Saturday, May 16, 2009


Once upon a time there was a little boy named Tyler. Tyler was a seemingly normal developing child. The only thing his mom noticed was that he had very sensitive hearing. When he was 3 he went to an air show where he coped with the very loud noise by going to sleep to shut it all out.

After that air show Tyler would run for cover anytime he heard an airplane. Since he lived next to a flight line you can imagine the challenge. He also couldn't stand firework shows and would block them out by closing his eyes and burying his face in his mom's shoulder. He wouldn't cover his ears...just his eyes.

When he was 5 his parents decided to skip the big show and instead do some little things at home. They did go to a festival in the afternoon where someone decided to shoot the canon. The family had to leave immediately due to Tyler's anxiety level.
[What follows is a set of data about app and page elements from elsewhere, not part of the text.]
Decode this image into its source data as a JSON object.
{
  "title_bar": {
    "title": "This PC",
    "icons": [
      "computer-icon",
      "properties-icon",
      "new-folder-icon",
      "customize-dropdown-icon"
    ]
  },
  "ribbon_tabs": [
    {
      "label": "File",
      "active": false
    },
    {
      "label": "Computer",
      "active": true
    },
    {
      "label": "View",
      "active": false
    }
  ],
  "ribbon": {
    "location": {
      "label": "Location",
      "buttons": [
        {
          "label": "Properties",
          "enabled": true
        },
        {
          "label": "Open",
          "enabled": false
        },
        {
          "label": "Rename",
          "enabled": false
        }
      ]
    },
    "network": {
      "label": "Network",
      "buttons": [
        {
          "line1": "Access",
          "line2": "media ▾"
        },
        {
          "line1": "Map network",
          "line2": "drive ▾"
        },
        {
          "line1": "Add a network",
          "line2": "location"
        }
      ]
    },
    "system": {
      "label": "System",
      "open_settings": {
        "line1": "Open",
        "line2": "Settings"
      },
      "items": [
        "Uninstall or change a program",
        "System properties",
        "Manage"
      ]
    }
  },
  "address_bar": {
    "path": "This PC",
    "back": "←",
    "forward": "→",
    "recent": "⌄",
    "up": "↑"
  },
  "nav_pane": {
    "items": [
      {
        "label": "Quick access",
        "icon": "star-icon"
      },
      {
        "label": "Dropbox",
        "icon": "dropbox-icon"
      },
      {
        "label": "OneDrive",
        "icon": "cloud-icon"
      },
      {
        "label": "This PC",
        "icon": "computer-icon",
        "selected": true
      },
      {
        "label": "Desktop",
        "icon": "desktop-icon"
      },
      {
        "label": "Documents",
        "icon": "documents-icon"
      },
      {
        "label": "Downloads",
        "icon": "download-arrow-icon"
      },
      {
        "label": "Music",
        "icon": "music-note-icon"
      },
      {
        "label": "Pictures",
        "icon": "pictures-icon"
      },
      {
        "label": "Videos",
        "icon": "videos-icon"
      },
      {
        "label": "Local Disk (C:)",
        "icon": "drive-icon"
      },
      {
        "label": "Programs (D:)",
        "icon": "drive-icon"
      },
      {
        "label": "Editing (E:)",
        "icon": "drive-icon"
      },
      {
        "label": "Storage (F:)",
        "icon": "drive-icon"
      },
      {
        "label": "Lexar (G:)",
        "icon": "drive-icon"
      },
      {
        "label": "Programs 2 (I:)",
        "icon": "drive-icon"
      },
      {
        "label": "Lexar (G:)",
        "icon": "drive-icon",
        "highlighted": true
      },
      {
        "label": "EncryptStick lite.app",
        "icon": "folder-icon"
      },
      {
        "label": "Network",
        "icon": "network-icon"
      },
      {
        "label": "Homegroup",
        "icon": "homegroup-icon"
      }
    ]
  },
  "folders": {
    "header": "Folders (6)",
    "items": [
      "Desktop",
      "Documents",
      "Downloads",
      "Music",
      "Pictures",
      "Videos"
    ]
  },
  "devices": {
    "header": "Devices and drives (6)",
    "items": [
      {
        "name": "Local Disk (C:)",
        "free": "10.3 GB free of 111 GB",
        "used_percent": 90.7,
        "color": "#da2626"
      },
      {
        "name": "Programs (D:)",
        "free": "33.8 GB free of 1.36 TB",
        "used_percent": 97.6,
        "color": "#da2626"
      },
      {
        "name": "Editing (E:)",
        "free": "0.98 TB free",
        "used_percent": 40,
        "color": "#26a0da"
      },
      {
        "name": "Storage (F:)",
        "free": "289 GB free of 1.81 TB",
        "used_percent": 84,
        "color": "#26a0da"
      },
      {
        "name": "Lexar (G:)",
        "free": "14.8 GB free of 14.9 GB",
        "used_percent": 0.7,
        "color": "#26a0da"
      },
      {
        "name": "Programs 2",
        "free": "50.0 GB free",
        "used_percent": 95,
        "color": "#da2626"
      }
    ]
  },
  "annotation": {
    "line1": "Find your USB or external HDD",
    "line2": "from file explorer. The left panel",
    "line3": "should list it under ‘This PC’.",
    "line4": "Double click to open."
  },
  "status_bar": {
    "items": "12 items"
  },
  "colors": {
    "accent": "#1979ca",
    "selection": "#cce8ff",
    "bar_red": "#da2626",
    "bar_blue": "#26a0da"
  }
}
That evening his dad pulled out the ear protection for Tyler while the family enjoyed some small, but loud exploding things. Tyler loved it.

Now Tyler is 6. His mom, wanting to beat the public crowds, went to a nearby AFB on the DOD day for the USAF Thunderbird show. This time she went armed with ear protection. The first time Tyler covered his ears due to the noise she brought them out and Tyler immediately put them on.
After a while Tyler was having a great time! When it got really loud he did tend to put his hands up too, but this may have been more of a habit than anything else. He would also take off the headset when the planes were not flying.
At one point he was so involved at watching (with some cool binoculars from our friends) that he didn't even seem to notice the noise! This picture was taken while planes were flying and he was between two speakers that caused the announcer to be jumbled noise instead on intelligible words.
Most people loved the show that day. Tyler's mom was beaming with the progress that her son has made.


Lora said...

Love it!

When we moved here, James had the same issues with the noise lvl of the worship time at AWANA. It took a whole year of easing him into the gym but by the end of the year he was not only in the gym with all the other kids, but actually singing and enjoying himself, We still can't go to parades, but we will tackle that when we feel they benefit him.

Faerylandmom said...

I can imagine...makes me smile just to see that look of joy on his face!

Jeanie said...

I wish you all the luck on the new "diet",and can say I have been there. I think I told you about my son(now 8)
We have some cool headphone too(that have volume control in case you want to hear some things)
What are his other issues? Our son has a formal PDD dx from a psych now and an Autism from the school district. Our sons biggest issues are social interaction. I pray that you will be given much strength as dealing with special needs children is hard work..hang in there
Jeanie : )

Military Crunchy Mama said...

Tyler's official issues are things that I'm still not sure about. He does have the official diagnosis of high-functioning autism, but I disagree with it. He does have a couple of sensory integration issues, social interaction is a slight concern, and his speech is not where it should be.

Jeanie said...

It's just that a diagnosis...
I believe my son is "Fearfully and Wonderfully made"
Man can say what he wants, but God has the ultimate say so. We met with the Ped Dev. dr. today that basically caused us to NOT be able to move, and he was in shock that we cannot move to GA b/c of his words. He is going to read through the new Psych eval and re-write what he wrote originally. We really had no alternative after the hurricane in getting our son help. On EFMP for now and it's ok as God has a plan in it all : )
Who made your son's dx?

Military Crunchy Mama said...

The reason why I don't like his diagnosis is based on who gave it to him and how it was given. We had an hour and a half meeting with a pediatric psychologist and came out with the diagnosis. She talked to us the whole time and didn't interact with Tyler at all. Tyler sat on a rug and played. Based on what she wrote I believe that she took some things that we said to an extreme (i.e. "likes things in order" translated into "can't handle things out of order and gets extremely upset" on the paperwork). We're trying to get in to see a developmental pediatrician but there is only one for this entire area.
The other reason that I disagree with the diagnosis is due to what I wrote in my "New Plan" post. For example, we had friends here all week last week. There were times that Tyler chose to play in his room instead of interact with the other kids. But my husband did the same thing as a child. But there were definite times that Tyler was playing with the other kids. I've been watching the neighbor boys this week and he's playing with them like it was something that he did everyday. But the fact that he will, at times, choose to be by himself was a check mark on the list of questions that she asked us.
I know that speech pathologist are not qualified to make the diagnosis, but Tyler's speech teacher also disagrees. And seeing that she works with him for an hour each week I tend to think that she has a decent grasp on him. It is also interesting to note that she was not surprised by the diagnosis either. But she still disagreed and really disagreed with the information in the paperwork that the dr used to support her diagnosis.

Jeanie said...

I can see that then. Our son has been tested a few times @ diff ages. Recently we did a comprehensive test that was a total of 4 hours and very thorough. I was so happy to see he is of average intelligence. We put off letting anyone test his IQ until now. I don't live by the dx, but love him and try to help him the best I can....